* **Element data from apps and pages**:
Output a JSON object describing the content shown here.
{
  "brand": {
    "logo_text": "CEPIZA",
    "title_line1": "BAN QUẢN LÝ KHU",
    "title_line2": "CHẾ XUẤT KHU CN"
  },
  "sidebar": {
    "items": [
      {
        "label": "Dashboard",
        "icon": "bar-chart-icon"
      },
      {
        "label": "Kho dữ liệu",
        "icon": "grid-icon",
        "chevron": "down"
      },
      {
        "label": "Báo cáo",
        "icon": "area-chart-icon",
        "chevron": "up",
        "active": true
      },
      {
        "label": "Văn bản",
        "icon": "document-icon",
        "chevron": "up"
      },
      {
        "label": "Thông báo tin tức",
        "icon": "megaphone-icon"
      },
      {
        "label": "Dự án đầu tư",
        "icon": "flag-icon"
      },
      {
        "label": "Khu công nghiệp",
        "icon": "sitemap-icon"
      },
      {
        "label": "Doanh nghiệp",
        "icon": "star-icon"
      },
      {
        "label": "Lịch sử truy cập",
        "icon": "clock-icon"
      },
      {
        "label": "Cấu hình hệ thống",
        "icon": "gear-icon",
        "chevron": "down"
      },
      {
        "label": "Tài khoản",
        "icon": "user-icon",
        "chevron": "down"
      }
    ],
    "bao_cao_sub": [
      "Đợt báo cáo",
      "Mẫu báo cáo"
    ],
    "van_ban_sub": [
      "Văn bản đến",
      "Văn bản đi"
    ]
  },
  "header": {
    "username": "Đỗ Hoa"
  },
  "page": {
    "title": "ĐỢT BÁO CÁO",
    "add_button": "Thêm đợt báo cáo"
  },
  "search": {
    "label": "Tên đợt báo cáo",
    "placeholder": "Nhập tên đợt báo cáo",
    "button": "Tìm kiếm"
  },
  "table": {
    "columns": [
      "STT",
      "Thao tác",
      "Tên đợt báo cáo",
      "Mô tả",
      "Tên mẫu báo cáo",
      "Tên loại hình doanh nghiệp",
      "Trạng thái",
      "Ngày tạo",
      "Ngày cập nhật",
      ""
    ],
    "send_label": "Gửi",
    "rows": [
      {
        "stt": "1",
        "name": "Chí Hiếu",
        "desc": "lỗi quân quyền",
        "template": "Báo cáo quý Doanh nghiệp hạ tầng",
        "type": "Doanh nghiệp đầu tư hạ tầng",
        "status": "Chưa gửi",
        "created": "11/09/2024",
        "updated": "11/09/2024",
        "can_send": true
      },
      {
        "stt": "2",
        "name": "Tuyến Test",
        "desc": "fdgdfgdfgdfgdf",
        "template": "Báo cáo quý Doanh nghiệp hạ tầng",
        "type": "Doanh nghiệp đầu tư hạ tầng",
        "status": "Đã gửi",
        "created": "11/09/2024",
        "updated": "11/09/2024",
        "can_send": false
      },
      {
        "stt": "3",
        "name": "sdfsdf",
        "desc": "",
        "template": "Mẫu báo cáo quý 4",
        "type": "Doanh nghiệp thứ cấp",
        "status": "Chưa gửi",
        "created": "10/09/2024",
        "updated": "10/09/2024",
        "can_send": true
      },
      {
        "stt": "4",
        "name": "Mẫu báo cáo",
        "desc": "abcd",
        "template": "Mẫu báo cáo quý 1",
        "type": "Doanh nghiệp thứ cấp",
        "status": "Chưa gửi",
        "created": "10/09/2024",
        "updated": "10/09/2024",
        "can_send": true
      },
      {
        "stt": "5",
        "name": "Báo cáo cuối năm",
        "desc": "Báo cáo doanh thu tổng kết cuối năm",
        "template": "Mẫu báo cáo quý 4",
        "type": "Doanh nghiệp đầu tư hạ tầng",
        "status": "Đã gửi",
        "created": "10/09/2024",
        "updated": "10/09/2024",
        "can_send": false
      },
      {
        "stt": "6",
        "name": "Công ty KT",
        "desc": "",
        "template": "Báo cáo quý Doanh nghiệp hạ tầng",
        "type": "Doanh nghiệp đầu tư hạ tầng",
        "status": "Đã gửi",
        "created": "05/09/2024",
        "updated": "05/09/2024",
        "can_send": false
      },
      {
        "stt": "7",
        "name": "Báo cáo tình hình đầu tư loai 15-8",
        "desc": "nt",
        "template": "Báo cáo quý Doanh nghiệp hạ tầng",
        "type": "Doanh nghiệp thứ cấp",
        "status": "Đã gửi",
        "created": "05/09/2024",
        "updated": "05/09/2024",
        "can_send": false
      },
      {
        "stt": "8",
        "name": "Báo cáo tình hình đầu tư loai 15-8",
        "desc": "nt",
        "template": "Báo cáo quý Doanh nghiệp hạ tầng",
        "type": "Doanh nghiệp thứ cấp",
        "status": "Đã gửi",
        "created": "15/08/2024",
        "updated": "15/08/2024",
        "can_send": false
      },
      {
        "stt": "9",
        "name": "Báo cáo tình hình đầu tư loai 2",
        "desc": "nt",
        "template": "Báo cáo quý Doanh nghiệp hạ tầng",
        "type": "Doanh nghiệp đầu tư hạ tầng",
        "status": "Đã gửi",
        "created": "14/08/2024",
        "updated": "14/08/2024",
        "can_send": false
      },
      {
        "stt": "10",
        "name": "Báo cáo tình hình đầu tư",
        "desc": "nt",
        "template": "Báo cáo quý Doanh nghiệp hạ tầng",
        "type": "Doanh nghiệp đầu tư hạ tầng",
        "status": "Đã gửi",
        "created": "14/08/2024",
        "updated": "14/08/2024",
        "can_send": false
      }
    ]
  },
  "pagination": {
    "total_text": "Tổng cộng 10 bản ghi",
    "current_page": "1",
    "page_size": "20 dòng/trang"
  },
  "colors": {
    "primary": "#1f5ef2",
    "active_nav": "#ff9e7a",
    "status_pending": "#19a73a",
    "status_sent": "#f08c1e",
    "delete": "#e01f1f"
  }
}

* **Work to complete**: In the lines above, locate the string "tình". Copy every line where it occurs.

* **Solution to the exercise**:
        "name": "Báo cáo tình hình đầu tư loai 15-8",
        "name": "Báo cáo tình hình đầu tư loai 15-8",
        "name": "Báo cáo tình hình đầu tư loai 2",
        "name": "Báo cáo tình hình đầu tư",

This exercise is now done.